That I have been driven to despair and become the talk of the bazaar.
Open the door of the tavern and let us go there day and night,
For I am sick and tired of the mosque and seminary.
I have torn off the garb of asceticism and hypocrisy,
Putting on the cloak of the tavern-haunting shaykh and becoming aware.
The city preacher has so tormented me with his advice
That I have sought aid from the breath of the wine-drenched profligate.
Leave me alone to remember the idol-temple,
I who have been awakened by the hand of the tavern’s idol.
Although experts quickly pointed out that allusions to lovers and taverns were strictly allegorical, the fact remained that the seemingly puritanical ruler of Iran had also indulged in some obviously profane and un-Islamic sentiments.
 Richard Grenier, The Marrakesh One-Two (Boston: Houghton Mifflin, 1983), pp. 5-7. The movie Ishtar is loosely based on the story in The Marrakesh One-Two.
 John Wansbrough, Quranic Studies (Oxford: Oxford University Press, 1977). It is noteworthy that Wansbrough's index does not even list the name Muhammad.
 Patricia Crone and Michael Cook, Hagarism: The Making of the Islamic World (Cambridge, Eng.: Cambridge University Press, 1977), pp. 18, 29.
 "Verses Composed in the Poet's Youth," in A.J. Arberry, Arabic Poetry: A Primer for Students (Cambridge, Eng.: At the University Press, 1965), pp. 18-19.
 R. A. Nicholson, Translations of Eastern Poetry and Prose (New York: Greenwood Press, 1969), p. 110.

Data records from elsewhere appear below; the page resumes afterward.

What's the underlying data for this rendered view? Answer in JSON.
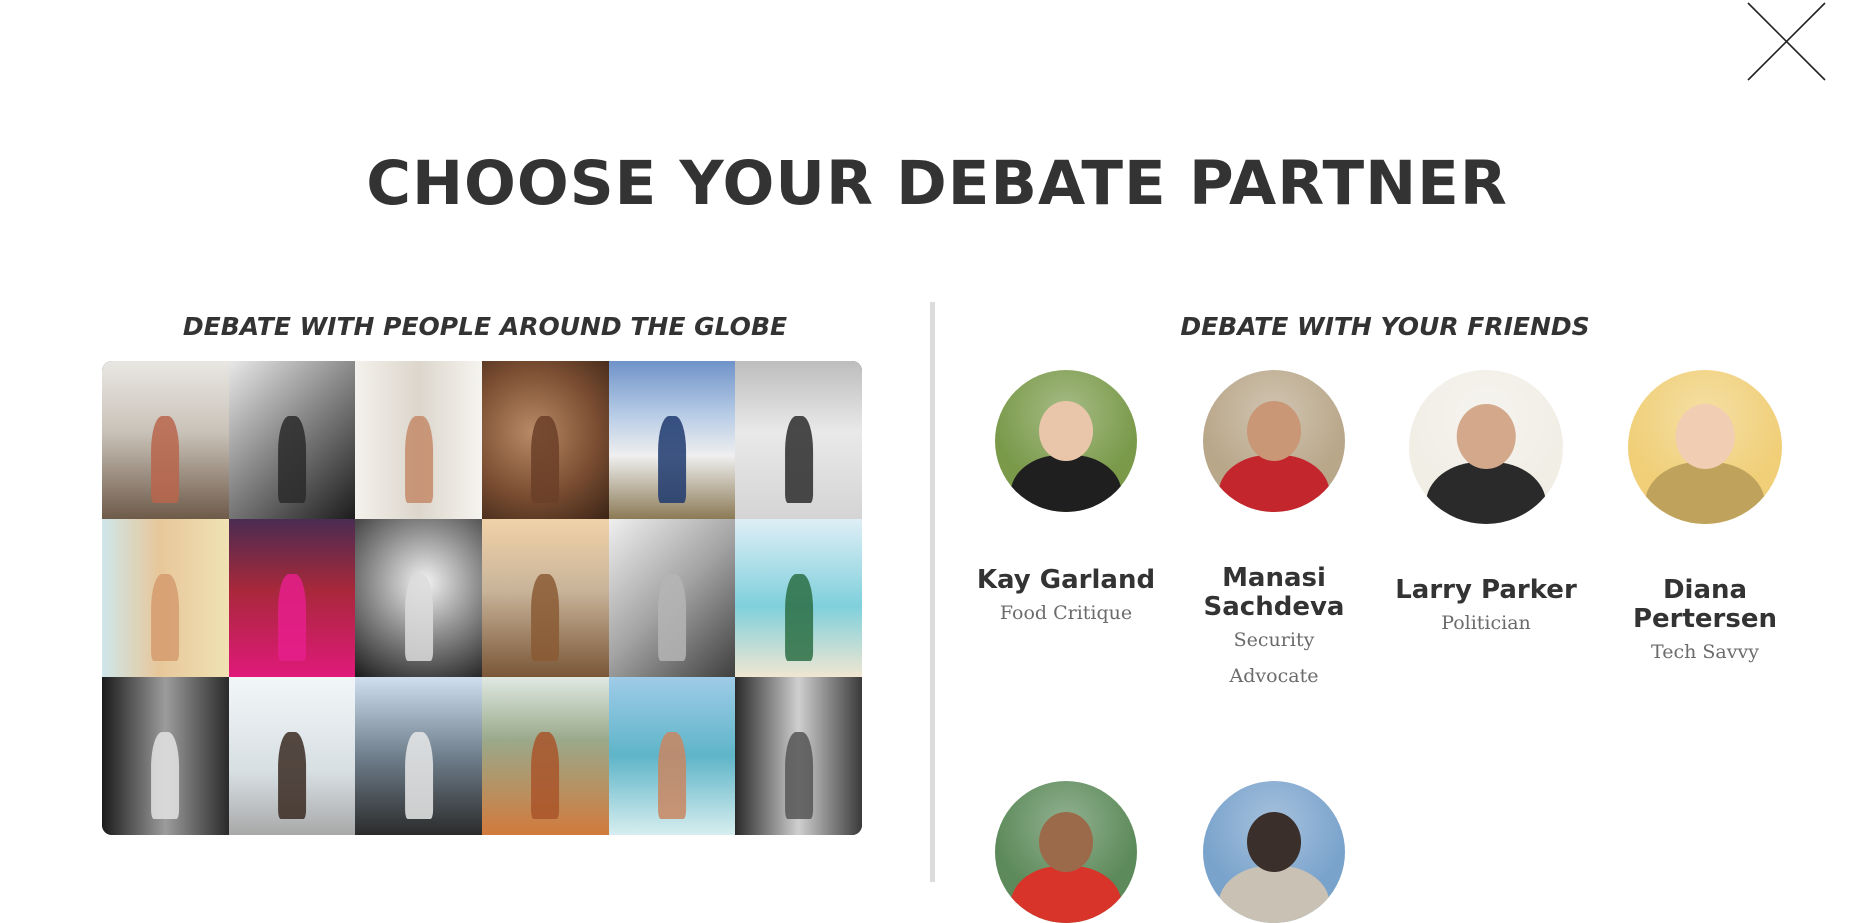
{
  "page": {
    "title": "CHOOSE YOUR DEBATE PARTNER",
    "close_icon": "close-x-icon"
  },
  "globe": {
    "heading": "DEBATE WITH PEOPLE AROUND THE GLOBE",
    "tiles": [
      {
        "bg": "linear-gradient(#e9e7e3 0%, #c9c2b8 45%, #6e5a49 100%)",
        "fig": "#b9654c"
      },
      {
        "bg": "linear-gradient(135deg, #e8e8e8 0%, #8a8a8a 45%, #1c1c1c 100%)",
        "fig": "#2a2a2a"
      },
      {
        "bg": "linear-gradient(90deg, #f4f1ec 0%, #dcd6cc 50%, #f6f4f0 100%)",
        "fig": "#c48a68"
      },
      {
        "bg": "radial-gradient(circle at 40% 45%, #b98a66 0%, #7b4e32 55%, #3b2416 100%)",
        "fig": "#6a3f28"
      },
      {
        "bg": "linear-gradient(#6f93c9 0%, #b9cde6 35%, #efefef 60%, #8b7a55 100%)",
        "fig": "#1f3a6e"
      },
      {
        "bg": "linear-gradient(#bdbdbd 0%, #e9e9e9 45%, #d4d4d4 100%)",
        "fig": "#2b2b2b"
      },
      {
        "bg": "linear-gradient(90deg, #cfe6ea 0%, #e7c79a 45%, #f0e2b4 100%)",
        "fig": "#d59b6e"
      },
      {
        "bg": "linear-gradient(#4a2c52 0%, #a8283a 45%, #e0197a 100%)",
        "fig": "#e61f8c"
      },
      {
        "bg": "radial-gradient(circle at 55% 40%, #f2f2f2 0%, #8f8f8f 45%, #1a1a1a 100%)",
        "fig": "#dcdcdc"
      },
      {
        "bg": "linear-gradient(#f1d2a8 0%, #c9b49a 45%, #7a5637 100%)",
        "fig": "#8a5a34"
      },
      {
        "bg": "linear-gradient(135deg, #efefef 0%, #a3a3a3 50%, #3f3f3f 100%)",
        "fig": "#b5b5b5"
      },
      {
        "bg": "linear-gradient(#dfeef6 0%, #7fd0dc 55%, #f0e6d2 100%)",
        "fig": "#2c6e44"
      },
      {
        "bg": "linear-gradient(90deg, #1b1b1b 0%, #9c9c9c 50%, #2a2a2a 100%)",
        "fig": "#e3e3e3"
      },
      {
        "bg": "linear-gradient(#f2f6f8 0%, #d7dfe3 60%, #a8a8a8 100%)",
        "fig": "#3a2a22"
      },
      {
        "bg": "linear-gradient(#cfdff0 0%, #6f7f8c 50%, #2b2b2b 100%)",
        "fig": "#e8e8e8"
      },
      {
        "bg": "linear-gradient(#dfe9e2 0%, #9aa98a 40%, #d27a3c 100%)",
        "fig": "#a9552a"
      },
      {
        "bg": "linear-gradient(#9ecbe8 0%, #5fb5c8 50%, #d7eef0 100%)",
        "fig": "#c98662"
      },
      {
        "bg": "linear-gradient(90deg, #2a2a2a 0%, #cfcfcf 50%, #3a3a3a 100%)",
        "fig": "#555555"
      }
    ]
  },
  "friends": {
    "heading": "DEBATE WITH YOUR FRIENDS",
    "people": [
      {
        "name": "Kay Garland",
        "role": "Food Critique",
        "icon": "avatar-kay-garland",
        "bg": "#7a9a4a",
        "head": "#e9c6aa",
        "body": "#1f1f1f"
      },
      {
        "name": "Manasi Sachdeva",
        "role": "Security Advocate",
        "icon": "avatar-manasi-sachdeva",
        "bg": "#b9a78a",
        "head": "#c99676",
        "body": "#c4262e"
      },
      {
        "name": "Larry Parker",
        "role": "Politician",
        "icon": "avatar-larry-parker",
        "bg": "#f1eee6",
        "head": "#d4a88a",
        "body": "#2a2a2a"
      },
      {
        "name": "Diana Pertersen",
        "role": "Tech Savvy",
        "icon": "avatar-diana-pertersen",
        "bg": "#f0cf78",
        "head": "#f0cdb3",
        "body": "#bfa35c"
      },
      {
        "name": "",
        "role": "",
        "icon": "avatar-friend-5",
        "bg": "#5c8a5a",
        "head": "#9b6a4a",
        "body": "#d8342a"
      },
      {
        "name": "",
        "role": "",
        "icon": "avatar-friend-6",
        "bg": "#7aa3cc",
        "head": "#3a2f2a",
        "body": "#c9c2b4"
      }
    ]
  }
}
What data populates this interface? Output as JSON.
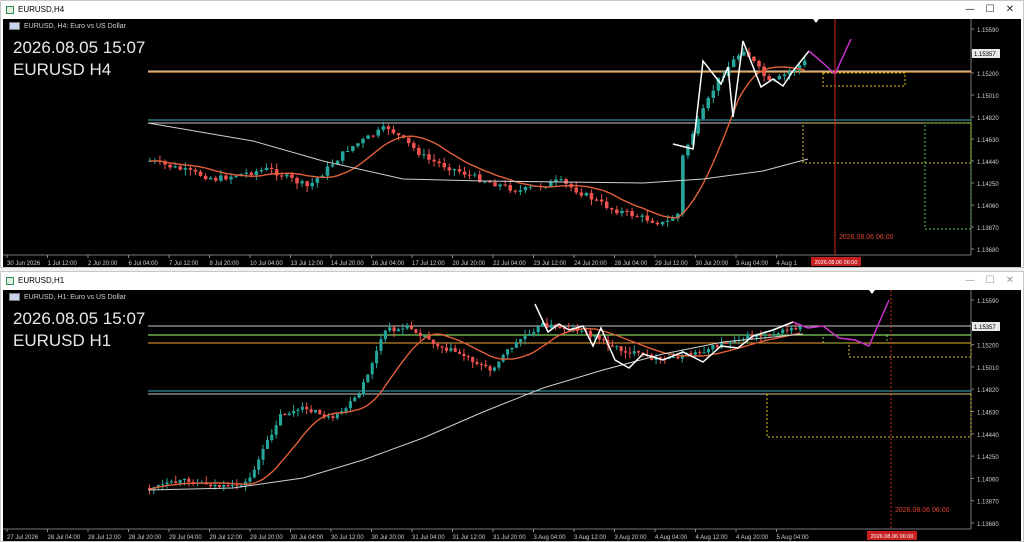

 Khalid Durán, "Fiktion oder Provokation? Auch Rushdie steht in einer Tradition," Schweizer Monatshefte, May 1989, p. 357.
 Milliyet, March 8, 1989. 15 Mar, 44
 Jeune Afrique, November 22, 1978.
 Oriana Fallaci, "`Iranians are our Brothers': An Interview with Col Muammar el-Qaddafi of Libya" The New York Times Magazine, December 16, 1979.
 Events, January 12, 1979.
 Majallat Rabitat al-`Alam al-Islami, December 1980.
 Editorial, Tehran Times, February 16, 1989. 24 Feb, 70
 Dr. Roushangar (pseud.), Bazshinasi-e Qur'an (San Francisco: Pars, 1985), pp. 205, 308-09.
 `Ali Dashti, Bist o Seh Sal (Beirut, 1974). Trans. F.R.C. Bagley, Twenty Three Years: A Study of the Prophetic Career of Mohammad (London: George Allen & Unwin, 1985).
 Radio Tehran, February 22, 1989. 23 Feb, 49
 Hallaj was executed in 922 for announcing "I am the Real" (by which he seemed to imply, "I am God"). This statement has outraged pious Muslims ever since.
 The New Republic, September 4, 1989.